Exxon is the only major oil company with a triple-A credit rating, which gives it unparalleled borrowing power for financing deals.

More importantly, the company has $226-billion of its own shares stashed away from buybacks that it could use to buy other companies. That was how Exxon paid for Mobil in 1999 and XTO Energy Inc. in 2010.

Chevron holds $43-billion of its own shares in its treasury alongside $13-billion in cash, and the company has ample ability to borrow.

An analysis by Wolfe Research LLC's Paul Sankey found the likeliest takeover candidates among major U.S. and Canadian producers included Continental, Apache Corp., Devon Energy Corp. and Anadarko Petroleum Corp. Those companies are big enough to help a buyer such as Exxon gain oil reserves at a cheaper price compared with peers, Mr. Sankey wrote Feb. 2.

Whiting has reached out to potential buyers, including Statoil ASA, about a sale, people familiar with the matter said this week.

The Denver-based company would be an attractive target for Exxon, Chevron or Hess Corp., all of which have operations in North Dakota and would benefit from scaling up, according to a Bank of America Corp. note to investors Monday.

Spokesmen for Exxon, Statoil, Chevron and Hess declined to comment on their potential interest in buying shale companies.
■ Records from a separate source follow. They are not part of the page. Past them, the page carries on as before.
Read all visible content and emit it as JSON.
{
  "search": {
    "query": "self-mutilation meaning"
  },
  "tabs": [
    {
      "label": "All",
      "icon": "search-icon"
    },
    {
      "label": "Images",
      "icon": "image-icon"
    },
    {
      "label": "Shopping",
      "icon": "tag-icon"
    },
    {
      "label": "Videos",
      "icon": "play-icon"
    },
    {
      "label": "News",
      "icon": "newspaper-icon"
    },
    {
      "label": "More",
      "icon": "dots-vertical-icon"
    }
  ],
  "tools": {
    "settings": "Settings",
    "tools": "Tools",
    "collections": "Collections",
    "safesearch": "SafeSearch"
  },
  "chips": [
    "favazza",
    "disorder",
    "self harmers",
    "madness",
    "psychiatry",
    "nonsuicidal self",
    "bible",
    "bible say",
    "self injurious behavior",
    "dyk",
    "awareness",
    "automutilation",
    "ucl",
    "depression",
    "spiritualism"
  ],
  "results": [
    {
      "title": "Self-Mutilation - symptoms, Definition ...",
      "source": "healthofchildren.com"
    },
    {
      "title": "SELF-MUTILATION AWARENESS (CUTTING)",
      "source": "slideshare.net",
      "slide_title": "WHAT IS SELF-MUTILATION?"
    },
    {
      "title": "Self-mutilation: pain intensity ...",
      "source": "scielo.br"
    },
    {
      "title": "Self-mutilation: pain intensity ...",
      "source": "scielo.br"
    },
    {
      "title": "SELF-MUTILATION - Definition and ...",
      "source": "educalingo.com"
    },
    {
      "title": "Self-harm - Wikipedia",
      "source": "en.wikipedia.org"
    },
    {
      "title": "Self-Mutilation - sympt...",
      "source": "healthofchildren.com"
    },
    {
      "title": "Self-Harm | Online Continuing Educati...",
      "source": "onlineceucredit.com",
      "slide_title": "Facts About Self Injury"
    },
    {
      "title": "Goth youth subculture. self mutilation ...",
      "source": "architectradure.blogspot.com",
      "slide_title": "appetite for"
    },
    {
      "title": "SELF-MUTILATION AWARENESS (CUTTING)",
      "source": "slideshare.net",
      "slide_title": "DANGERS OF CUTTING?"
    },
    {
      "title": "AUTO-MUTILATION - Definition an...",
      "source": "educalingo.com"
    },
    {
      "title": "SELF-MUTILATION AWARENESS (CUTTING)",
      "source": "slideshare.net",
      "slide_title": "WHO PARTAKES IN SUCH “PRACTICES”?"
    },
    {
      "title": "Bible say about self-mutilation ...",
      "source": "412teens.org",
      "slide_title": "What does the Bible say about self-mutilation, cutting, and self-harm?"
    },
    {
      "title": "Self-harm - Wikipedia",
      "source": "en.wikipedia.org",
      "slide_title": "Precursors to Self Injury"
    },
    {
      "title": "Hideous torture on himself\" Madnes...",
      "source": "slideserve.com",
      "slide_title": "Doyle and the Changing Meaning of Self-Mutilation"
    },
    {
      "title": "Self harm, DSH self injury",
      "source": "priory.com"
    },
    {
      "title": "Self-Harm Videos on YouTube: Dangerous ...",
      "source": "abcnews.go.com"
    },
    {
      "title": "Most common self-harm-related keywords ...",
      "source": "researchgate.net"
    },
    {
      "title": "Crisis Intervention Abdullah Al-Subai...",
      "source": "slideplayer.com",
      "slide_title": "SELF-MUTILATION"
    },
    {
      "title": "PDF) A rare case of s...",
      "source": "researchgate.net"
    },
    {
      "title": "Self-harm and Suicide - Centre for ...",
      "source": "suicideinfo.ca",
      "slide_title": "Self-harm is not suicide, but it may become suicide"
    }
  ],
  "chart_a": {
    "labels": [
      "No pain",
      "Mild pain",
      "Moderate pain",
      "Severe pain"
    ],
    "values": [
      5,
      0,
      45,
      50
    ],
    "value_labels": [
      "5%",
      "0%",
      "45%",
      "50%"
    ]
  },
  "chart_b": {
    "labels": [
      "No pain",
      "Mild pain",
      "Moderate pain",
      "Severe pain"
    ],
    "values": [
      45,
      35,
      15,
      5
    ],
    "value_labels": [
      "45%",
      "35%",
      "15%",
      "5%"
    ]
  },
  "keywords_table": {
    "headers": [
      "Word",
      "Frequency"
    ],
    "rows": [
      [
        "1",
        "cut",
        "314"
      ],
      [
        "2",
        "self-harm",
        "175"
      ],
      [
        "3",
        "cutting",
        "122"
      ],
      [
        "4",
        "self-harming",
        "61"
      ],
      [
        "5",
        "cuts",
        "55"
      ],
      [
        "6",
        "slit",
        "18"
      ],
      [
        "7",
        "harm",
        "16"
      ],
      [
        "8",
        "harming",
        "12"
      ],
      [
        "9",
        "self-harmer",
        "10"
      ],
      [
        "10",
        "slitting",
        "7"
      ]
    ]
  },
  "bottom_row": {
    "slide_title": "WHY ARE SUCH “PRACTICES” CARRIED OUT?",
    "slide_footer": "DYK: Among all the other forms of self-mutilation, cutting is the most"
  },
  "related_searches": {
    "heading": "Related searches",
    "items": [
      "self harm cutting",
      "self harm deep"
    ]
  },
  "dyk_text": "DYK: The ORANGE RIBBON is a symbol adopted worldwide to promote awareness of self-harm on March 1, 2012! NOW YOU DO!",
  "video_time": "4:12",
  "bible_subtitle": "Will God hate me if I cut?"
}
Spokesmen for Anadarko, Apache and Devon declined to comment about their interest in selling.